Would you please copy each line of the data in which the string "Printed" occurs?

■ ■ ■ ■ ■ ■ ■

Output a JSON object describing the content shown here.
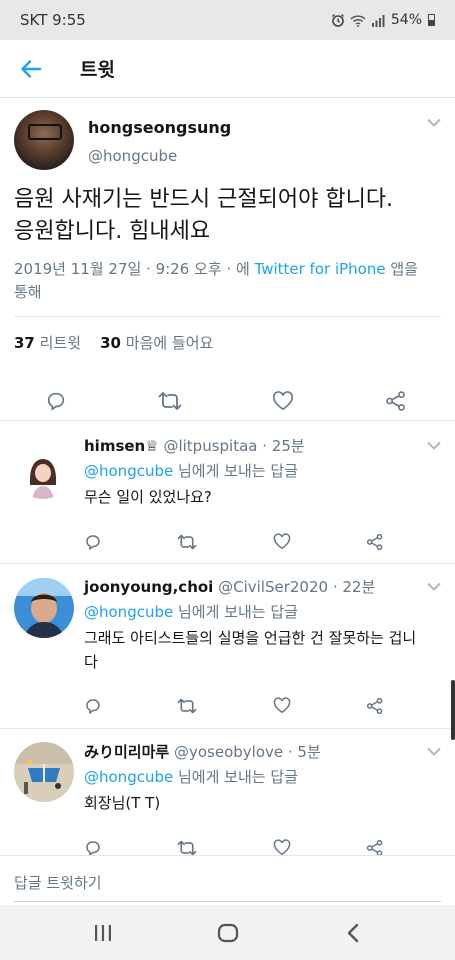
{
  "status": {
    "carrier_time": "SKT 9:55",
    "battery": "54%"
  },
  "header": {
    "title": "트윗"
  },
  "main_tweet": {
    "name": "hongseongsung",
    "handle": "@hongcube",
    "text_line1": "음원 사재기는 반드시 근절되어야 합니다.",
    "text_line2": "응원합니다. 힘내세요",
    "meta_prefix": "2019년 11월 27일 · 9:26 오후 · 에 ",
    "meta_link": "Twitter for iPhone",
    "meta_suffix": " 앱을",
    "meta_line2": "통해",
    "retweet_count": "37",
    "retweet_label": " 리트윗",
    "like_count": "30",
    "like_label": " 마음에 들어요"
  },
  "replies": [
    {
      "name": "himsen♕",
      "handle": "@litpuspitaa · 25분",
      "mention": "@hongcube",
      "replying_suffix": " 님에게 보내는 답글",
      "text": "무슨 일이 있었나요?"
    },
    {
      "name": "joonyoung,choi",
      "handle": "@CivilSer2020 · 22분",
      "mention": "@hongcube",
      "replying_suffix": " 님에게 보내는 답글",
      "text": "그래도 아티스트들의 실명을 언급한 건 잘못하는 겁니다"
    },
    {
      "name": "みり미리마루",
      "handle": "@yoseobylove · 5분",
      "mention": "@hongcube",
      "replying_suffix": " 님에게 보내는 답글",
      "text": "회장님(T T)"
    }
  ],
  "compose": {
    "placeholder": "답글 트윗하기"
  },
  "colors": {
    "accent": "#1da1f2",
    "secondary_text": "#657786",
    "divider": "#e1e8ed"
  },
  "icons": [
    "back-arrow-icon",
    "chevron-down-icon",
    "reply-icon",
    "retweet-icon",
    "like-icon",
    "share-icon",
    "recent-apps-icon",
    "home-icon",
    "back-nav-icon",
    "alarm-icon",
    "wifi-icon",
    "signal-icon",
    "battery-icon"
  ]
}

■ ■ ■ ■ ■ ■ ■

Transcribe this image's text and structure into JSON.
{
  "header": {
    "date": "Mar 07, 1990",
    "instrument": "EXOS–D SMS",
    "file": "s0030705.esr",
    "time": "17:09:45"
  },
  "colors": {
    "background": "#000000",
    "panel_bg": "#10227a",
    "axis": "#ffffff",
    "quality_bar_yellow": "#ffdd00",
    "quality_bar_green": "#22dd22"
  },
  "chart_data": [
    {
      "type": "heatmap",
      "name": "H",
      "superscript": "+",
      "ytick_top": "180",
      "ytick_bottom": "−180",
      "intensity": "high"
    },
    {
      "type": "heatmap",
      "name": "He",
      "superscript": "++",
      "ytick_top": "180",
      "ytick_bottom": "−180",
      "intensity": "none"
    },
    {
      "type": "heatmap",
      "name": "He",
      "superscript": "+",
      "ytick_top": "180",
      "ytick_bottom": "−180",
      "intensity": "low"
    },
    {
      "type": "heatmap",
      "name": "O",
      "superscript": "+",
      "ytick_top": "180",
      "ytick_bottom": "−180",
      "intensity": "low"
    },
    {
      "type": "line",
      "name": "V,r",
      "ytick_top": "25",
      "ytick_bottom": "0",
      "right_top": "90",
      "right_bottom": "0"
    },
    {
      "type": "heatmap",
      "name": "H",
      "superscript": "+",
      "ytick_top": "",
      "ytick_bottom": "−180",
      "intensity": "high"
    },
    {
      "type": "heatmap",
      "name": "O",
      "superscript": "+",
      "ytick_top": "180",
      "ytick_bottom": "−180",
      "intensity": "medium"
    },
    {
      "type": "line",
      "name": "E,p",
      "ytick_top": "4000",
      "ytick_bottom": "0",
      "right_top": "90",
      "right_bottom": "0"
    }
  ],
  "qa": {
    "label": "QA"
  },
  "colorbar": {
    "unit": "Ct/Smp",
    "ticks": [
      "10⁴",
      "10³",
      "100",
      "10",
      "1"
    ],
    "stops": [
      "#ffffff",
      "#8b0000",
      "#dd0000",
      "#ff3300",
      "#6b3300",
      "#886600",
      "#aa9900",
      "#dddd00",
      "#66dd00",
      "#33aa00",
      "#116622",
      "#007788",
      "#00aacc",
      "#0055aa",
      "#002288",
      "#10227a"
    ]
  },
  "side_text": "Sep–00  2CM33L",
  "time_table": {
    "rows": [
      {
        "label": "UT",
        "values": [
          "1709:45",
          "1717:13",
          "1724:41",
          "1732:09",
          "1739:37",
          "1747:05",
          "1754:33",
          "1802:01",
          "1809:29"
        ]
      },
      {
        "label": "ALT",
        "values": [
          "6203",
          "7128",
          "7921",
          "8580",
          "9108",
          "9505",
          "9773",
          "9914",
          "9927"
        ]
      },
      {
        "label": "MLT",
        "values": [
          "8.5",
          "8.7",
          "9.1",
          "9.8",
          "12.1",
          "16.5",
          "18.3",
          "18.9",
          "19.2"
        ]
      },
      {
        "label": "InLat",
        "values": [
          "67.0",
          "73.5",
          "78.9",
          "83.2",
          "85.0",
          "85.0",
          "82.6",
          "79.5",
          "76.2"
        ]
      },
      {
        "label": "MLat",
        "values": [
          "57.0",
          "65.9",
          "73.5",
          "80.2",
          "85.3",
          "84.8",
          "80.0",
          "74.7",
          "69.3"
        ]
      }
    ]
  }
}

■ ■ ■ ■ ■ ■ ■

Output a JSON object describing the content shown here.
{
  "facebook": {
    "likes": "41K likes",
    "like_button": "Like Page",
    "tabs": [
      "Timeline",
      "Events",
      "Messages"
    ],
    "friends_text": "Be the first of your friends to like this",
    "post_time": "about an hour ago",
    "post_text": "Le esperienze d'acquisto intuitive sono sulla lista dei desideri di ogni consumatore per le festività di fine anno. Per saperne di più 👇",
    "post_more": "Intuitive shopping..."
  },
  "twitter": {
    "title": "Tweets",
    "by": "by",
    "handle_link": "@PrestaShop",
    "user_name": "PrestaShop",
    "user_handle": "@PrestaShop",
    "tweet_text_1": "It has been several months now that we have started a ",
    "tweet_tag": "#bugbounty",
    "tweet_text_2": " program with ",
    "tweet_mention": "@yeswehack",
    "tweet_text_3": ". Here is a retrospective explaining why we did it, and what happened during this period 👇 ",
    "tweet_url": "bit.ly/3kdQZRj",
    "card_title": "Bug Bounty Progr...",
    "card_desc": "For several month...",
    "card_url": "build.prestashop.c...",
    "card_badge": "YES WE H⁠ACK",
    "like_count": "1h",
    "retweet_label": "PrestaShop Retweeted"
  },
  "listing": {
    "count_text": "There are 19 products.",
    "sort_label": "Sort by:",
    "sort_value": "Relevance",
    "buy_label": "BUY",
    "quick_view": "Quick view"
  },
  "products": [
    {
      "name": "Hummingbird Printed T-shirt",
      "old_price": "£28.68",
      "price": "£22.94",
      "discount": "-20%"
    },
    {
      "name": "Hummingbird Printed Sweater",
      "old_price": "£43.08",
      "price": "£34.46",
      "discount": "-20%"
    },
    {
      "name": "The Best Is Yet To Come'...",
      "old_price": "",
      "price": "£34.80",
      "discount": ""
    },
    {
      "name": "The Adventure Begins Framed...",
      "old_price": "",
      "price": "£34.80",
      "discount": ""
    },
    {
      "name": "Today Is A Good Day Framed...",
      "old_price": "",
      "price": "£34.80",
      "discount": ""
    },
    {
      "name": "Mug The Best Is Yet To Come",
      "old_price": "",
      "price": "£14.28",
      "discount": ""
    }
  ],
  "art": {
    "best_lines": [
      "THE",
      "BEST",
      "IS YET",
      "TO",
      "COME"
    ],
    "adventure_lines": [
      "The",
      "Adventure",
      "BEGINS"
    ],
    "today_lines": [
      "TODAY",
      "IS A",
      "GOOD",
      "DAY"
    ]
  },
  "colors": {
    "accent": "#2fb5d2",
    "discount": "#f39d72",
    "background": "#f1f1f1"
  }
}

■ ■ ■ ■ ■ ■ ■

• Reply to the task:
      "name": "Hummingbird Printed T-shirt",
      "name": "Hummingbird Printed Sweater",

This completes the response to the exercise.